This is an exciting, tasty blend of 80% clairette blanche and 20% grenache blanc. Clairette blanche is an ancient grape widely planted in southern France. You might not recognize it because it is often blended, but here it is the star of this terrific wine. McMahon said he was blown away with clairette after tasting it while honeymooning in Chateauneuf du Pape.
National Wine Day recently passed with indication that Americans will be drinking anything but.
Data is consistently showing consumption is on the decline, not just in the United States but in France, the epicenter for wine production. Red wine consumption in France plunged by 32% over the last decade. Particularly hit hard was the 18-to-35 age group.

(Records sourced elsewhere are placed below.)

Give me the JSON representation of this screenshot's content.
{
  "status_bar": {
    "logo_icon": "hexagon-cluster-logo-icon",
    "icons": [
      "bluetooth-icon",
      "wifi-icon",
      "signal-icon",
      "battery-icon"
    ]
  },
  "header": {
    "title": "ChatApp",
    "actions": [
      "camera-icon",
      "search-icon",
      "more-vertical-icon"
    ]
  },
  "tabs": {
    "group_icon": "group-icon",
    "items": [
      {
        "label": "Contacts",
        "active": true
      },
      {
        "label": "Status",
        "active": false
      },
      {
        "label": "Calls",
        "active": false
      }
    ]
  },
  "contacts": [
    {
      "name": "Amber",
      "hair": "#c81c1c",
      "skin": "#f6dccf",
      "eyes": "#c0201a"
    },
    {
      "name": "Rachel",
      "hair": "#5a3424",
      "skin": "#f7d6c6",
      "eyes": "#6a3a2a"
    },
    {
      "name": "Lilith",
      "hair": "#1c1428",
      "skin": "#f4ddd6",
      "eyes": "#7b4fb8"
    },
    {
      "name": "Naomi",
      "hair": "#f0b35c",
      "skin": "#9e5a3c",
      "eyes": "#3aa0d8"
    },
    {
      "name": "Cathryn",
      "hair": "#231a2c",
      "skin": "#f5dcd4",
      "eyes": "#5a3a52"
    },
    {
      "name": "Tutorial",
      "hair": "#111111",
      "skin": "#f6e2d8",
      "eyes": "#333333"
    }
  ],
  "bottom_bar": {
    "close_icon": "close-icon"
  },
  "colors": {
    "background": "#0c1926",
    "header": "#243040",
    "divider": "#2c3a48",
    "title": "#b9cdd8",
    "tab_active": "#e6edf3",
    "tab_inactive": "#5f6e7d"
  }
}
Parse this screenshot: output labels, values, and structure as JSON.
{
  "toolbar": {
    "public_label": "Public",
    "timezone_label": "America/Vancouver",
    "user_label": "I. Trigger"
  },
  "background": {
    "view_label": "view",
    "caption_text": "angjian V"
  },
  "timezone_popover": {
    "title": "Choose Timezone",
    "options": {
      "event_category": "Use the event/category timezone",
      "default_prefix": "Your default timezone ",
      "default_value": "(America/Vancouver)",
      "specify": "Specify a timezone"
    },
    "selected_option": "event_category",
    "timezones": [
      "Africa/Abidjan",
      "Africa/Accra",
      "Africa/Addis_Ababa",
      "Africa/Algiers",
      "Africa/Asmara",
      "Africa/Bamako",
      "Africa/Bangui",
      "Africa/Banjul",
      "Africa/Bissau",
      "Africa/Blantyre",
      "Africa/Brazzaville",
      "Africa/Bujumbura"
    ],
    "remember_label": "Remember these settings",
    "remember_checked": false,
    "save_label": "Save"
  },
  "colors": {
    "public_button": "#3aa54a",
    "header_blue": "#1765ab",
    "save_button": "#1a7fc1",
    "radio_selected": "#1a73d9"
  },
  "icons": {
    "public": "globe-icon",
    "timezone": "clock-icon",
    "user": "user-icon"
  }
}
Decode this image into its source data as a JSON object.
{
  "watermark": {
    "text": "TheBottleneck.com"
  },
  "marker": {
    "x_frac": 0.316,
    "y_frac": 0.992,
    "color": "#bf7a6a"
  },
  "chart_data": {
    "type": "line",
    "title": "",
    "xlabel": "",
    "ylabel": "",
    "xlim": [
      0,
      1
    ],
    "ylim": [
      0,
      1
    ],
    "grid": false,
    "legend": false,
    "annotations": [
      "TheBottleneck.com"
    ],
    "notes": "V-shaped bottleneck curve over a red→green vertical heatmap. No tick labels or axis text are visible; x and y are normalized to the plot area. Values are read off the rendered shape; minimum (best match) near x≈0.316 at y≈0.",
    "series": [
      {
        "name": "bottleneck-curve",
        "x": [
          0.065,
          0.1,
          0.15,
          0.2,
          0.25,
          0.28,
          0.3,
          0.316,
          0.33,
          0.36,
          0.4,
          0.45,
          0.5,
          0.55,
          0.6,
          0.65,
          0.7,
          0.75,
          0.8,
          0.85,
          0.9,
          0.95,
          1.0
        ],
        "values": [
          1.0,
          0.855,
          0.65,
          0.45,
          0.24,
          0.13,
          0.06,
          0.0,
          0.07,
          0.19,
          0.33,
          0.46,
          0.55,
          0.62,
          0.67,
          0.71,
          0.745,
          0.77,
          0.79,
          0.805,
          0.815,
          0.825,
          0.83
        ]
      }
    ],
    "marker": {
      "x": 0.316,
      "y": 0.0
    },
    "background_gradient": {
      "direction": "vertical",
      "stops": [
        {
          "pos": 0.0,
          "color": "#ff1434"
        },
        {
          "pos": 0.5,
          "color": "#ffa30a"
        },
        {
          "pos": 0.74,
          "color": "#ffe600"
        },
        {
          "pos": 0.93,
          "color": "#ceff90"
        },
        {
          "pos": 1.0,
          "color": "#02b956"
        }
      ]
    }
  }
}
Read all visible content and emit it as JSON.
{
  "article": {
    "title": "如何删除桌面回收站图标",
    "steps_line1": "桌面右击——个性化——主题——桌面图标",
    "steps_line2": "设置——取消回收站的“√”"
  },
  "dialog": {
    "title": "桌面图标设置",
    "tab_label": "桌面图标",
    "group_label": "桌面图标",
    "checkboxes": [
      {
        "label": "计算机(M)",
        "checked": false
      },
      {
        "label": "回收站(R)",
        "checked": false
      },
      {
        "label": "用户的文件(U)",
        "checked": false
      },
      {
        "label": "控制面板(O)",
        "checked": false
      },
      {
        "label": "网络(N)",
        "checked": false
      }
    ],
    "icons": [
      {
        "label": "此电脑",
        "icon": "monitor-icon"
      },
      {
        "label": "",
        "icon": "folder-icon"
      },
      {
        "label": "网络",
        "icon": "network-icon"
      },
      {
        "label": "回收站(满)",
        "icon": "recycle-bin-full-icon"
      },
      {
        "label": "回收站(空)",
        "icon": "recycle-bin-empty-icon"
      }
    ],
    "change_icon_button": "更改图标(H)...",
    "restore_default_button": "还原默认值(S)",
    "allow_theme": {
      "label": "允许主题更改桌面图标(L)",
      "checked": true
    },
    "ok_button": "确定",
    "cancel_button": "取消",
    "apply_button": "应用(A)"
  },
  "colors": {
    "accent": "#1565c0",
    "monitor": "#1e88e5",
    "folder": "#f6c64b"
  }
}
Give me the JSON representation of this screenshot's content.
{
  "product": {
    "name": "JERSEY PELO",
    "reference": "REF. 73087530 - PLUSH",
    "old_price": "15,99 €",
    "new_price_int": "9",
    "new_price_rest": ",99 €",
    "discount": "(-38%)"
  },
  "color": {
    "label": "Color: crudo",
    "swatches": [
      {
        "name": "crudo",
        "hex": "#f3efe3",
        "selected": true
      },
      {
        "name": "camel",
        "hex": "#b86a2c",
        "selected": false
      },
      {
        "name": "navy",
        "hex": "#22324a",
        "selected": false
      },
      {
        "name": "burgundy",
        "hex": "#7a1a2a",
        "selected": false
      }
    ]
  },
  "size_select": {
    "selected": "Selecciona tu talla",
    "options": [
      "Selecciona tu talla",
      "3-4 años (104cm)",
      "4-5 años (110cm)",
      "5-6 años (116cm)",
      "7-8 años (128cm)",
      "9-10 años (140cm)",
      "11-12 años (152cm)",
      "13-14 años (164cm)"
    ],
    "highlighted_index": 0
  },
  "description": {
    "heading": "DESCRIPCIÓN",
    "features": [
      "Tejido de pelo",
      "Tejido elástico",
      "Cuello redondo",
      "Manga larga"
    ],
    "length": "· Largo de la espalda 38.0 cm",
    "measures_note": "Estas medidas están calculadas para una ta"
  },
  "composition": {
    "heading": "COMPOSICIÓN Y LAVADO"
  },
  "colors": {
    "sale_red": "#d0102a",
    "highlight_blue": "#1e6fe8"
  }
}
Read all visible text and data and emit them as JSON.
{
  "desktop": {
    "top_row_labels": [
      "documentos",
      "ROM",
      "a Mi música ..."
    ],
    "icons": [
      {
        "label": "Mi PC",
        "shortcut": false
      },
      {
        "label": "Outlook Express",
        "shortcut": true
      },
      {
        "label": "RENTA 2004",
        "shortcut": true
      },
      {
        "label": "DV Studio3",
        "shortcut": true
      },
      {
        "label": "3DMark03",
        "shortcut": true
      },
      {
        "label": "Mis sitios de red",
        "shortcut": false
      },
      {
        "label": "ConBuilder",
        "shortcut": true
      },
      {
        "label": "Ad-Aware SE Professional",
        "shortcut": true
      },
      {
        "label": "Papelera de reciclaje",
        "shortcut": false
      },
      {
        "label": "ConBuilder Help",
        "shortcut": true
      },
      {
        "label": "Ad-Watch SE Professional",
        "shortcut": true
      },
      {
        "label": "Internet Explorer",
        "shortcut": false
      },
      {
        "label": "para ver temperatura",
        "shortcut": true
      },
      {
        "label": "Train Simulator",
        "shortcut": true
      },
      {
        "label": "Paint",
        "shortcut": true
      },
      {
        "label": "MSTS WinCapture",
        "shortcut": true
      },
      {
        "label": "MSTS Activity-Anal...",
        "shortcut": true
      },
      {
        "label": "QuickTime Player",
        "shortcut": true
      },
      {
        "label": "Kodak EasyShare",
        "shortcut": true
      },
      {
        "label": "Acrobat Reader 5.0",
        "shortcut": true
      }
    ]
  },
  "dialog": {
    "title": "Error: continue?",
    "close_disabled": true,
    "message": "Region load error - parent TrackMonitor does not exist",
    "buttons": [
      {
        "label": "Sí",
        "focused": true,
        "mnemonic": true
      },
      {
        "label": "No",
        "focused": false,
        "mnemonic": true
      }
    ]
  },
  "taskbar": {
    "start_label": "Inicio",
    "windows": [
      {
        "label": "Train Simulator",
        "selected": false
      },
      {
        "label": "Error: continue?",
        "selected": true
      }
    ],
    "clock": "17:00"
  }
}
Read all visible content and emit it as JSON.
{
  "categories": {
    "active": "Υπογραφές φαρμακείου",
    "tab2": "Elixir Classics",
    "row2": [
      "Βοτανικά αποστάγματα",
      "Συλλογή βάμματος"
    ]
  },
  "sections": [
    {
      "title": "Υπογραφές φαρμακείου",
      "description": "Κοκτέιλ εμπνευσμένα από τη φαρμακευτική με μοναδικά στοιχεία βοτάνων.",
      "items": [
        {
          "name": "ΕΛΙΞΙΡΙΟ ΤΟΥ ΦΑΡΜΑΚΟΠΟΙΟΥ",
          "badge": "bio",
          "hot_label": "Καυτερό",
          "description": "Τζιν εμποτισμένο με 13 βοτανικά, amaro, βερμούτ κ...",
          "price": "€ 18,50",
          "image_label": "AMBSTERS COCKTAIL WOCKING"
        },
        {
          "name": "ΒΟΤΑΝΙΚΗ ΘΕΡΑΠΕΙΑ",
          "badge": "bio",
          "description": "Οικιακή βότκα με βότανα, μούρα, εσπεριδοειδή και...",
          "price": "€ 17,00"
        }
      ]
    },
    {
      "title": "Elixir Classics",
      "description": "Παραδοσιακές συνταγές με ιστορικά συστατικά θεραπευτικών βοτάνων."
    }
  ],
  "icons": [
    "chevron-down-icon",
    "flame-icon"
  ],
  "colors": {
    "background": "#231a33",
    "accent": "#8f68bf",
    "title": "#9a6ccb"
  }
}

The decline was attributed to less consumption of red meat and an increase in households with single parents who did not want to drink alone — reasons that seem odd to us. More likely, people are turning to alternative beverages.
The trend has compelled growers to rip up vines. In just Bordeaux, producers are suggesting a reduction of 10% and they want the French government to compensate them at a rate of more than $10,000 per acre. They also want to destroy unsold stock to push up prices.
The only region seeing growth is Burgundy, which is because wine producers had to reach into their stocks to make up for production dampened by 2021 frost.
In the United States, wine sales are flat and in some categories it is declining — certainly not according to our personal consumption.
Macan Clasico Rioja 2018 ($60). A collaboration between Rothschild and Vega Sicilia, this approachable tempranillo shows off fresh red and dark fruit flavors and moderate tannins. It needs to be decanted to reveal the many nuances.
Villa Robles Mistral Vineyard Chardonnay 2020 ($25). This tasty chardonnay from southern Monterey has a creamy mouthfeel and notes of apples and mango with a hint of vanilla.
MacRostie Nightwing Vineyard Chardonnay 2020 ($48). This nicely textured, single-vineyard chardonnay has citrus aromas and flavors with hints of vanilla and mango. The producer’s 2020 Sonoma Coast chardonnay ($28) is also delightful with its big acidity and apple and pear notes.
Tom Marquardt and Patrick Darr have been writing a weekly, syndicated wine column since 1985. See their blog at moreaboutwine.com. They can be reached at email@example.com.